In the Middle East and in Eastern Europe, the skies are burning. The tragedy of what has been happening in Ukraine over the last 20 months and in Israel and Gaza this past month is impossible to put into words. So many innocent lives have been senselessly lost, and the destruction that has been wreaked makes it difficult to imagine how people will ever be able to rebuild their lives.
It is gut-wrenching to stand by as fellow humans suffer, all the more considering how oblivious we were to the mounting threats, having dismissed a Ukraine war as implausible and seeing not even Israel and its much-vaunted intelligence apparatus in any way prepared for the dramatic situation we face today.
As our eyes are fixed on Gaza and Ukraine, as we cry for innocent Palestinians, Israelis, Ukrainians, and Russians caught in the crossfire, we forget that we are ourselves guilty of ignoring even greater existential threats that imperil humanity in its entirety. Despite the constant signals Mother Nature is sending us — as impossible average temperature records are beaten every year, and extreme weather inexorably increases in frequency and intensity — we knowingly choose to look the other way and dismiss the mounting evidence that we must indeed act urgently to bring our planet back from the brink.
In an article in The Washington Post titled “Why many scientists are now saying climate change is an all-out emergency,” we learn that “the world only has six years left at current emissions levels before racing past the (1.5 degrees Celsius) temperature limit” set as the red line not to be crossed in the Paris Agreement signed only seven years ago. In 2009, the world needed to cut its emissions only by some 3 percent per year to achieve that goal; in 2020, the emission cuts needed had already jumped to 9 percent per year. Unless we kick-start some radical global action to reduce carbon emissions over the next couple of years, it is almost assured that we will enter a treacherous world of average temperatures 3 degrees Celsius above pre-industrial levels, with correspondingly catastrophic consequences. The climate disasters that have become commonplace these past years will seem like a fresh spring breeze in comparison.
Mounting evidence does not only point at a looming climate emergency — as otherwise notoriously “neutral” scientists now call it — but also at our absolute obliviousness and disregard when faced with clear signs that lives are in acute danger, whether it be from runaway climate change or from wars that could have been prevented if we had any sense of responsibility or decency. Our arrogance is leading us down a very dark path, persistently adding more fuel to the fire rather than shaking ourselves to wake up and show we actually care for other humans and other living beings on this Earth.
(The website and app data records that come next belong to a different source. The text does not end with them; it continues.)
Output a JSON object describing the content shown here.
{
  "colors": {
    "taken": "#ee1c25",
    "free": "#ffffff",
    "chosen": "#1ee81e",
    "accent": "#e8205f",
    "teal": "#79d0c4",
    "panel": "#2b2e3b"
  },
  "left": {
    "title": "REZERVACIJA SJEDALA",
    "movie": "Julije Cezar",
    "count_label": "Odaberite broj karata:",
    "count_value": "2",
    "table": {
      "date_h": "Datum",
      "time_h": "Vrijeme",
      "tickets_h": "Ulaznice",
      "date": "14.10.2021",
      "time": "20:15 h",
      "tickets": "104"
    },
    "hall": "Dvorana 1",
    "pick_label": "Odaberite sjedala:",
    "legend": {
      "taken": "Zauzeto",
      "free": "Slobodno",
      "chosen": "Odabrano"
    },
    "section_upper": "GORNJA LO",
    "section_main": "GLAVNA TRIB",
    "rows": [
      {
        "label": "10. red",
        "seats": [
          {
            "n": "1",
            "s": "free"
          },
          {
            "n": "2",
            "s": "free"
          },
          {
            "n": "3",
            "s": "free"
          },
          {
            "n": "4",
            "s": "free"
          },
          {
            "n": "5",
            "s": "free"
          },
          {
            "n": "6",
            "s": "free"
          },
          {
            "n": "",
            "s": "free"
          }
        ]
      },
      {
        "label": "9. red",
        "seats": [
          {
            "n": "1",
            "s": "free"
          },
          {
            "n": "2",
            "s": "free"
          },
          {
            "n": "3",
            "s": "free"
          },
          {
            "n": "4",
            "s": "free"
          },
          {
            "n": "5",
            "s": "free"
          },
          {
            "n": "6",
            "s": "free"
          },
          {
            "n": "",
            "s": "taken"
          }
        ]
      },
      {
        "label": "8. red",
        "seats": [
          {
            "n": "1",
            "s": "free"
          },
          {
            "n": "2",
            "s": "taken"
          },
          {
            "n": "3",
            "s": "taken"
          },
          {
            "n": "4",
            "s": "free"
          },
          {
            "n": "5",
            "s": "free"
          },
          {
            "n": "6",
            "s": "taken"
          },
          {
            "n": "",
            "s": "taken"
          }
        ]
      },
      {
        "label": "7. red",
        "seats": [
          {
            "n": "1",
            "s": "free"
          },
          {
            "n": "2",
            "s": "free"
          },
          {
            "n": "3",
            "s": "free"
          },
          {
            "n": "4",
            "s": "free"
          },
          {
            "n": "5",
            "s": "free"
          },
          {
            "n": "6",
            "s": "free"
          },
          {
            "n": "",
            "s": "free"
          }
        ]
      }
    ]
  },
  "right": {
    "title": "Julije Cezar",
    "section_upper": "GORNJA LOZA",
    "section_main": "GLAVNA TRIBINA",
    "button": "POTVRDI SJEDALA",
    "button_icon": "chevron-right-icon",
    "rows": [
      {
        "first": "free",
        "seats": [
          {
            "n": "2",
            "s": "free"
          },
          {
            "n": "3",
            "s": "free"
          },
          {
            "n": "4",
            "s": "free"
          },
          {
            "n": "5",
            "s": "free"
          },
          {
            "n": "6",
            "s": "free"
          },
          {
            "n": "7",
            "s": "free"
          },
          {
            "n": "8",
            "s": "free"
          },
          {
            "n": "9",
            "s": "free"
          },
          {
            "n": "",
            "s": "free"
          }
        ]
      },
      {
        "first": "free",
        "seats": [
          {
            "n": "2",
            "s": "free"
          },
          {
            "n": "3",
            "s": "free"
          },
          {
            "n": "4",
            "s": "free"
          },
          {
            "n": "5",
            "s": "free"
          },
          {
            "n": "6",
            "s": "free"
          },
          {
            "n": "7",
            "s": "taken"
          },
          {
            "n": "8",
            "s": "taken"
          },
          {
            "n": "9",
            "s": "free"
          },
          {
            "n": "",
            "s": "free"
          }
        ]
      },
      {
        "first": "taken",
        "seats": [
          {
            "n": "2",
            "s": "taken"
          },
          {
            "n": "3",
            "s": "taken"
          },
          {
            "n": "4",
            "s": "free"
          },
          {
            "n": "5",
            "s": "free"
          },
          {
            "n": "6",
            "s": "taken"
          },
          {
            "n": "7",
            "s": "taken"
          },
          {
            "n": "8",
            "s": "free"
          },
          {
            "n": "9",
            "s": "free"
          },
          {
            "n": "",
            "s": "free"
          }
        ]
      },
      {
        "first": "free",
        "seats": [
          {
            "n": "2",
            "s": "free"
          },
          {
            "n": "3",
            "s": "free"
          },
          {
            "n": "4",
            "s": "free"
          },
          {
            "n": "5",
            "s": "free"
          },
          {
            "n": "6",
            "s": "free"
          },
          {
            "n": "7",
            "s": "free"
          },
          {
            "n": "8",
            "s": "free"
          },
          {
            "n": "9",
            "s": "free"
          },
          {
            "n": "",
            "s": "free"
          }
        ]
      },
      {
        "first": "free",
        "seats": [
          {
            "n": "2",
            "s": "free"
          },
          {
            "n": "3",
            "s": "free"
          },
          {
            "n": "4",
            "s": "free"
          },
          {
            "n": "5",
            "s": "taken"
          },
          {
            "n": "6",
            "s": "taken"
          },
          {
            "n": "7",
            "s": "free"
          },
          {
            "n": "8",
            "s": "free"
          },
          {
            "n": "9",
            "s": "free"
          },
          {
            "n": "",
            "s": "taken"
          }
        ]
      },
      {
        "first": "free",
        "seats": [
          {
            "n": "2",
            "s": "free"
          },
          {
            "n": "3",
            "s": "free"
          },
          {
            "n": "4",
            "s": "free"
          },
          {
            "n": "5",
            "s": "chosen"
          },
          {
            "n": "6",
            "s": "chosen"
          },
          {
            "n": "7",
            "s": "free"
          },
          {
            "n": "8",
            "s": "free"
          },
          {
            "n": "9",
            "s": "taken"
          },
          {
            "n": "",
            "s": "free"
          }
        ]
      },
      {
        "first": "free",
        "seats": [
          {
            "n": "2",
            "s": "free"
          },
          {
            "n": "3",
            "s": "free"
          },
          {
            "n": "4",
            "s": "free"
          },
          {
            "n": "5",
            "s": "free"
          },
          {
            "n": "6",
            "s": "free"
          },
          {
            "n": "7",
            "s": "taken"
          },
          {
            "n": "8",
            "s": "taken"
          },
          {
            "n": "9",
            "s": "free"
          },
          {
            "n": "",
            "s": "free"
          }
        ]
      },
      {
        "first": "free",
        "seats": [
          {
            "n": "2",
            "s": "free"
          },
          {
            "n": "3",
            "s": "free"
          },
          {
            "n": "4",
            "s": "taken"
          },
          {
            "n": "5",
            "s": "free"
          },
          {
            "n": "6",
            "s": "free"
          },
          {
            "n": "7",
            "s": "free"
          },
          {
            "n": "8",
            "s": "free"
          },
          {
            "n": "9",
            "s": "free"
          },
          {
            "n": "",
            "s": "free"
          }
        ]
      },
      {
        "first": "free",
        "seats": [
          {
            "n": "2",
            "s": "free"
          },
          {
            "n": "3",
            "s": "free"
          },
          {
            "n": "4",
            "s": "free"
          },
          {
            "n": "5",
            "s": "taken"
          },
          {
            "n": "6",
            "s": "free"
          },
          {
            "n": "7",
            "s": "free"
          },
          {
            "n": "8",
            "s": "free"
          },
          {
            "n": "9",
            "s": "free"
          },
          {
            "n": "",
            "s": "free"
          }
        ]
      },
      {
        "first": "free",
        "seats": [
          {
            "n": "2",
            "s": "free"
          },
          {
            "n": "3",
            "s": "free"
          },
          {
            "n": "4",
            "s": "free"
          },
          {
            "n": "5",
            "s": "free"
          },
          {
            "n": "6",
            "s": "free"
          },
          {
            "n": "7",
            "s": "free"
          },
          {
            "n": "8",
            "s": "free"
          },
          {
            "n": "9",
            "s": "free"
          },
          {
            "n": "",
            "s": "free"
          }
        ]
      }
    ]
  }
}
We are all too occupied playing with our wondrous new technological toys that we forget their primary use should be to help us understand the dramatic situation we have put ourselves, our fellow humans and our planet in. We human beings are not as advanced or as smart as we think ourselves to be after all. There are species of animals on this Earth that have been in existence for hundreds of millions of years, yet they have been able to live in balance with all other forms of life all that time. It has taken humans not even 200 years to push our planet and life as we know it to the brink.
The tragedy of us humans is that we have every capacity and ability to understand what is happening around us, even to act effectively to prevent the tragic consequences we and the rest of the planet now certainly face. Yet we choose to turn our heads away from what is in front of us, seeking instead the blinding light of an anesthetizing screen or the righteous indignation of judging other human beings for a situation we are all equally responsible for. Please, it is time to wake up.
• Hassan bin Youssef Yassin worked with Saudi petroleum ministers Abdullah Tariki and Ahmed Zaki Yamani from 1959 to 1967. He led the Saudi Information Office in Washington from 1972 to 1981 and served with the Arab League observer delegation to the UN from 1981 to 1983.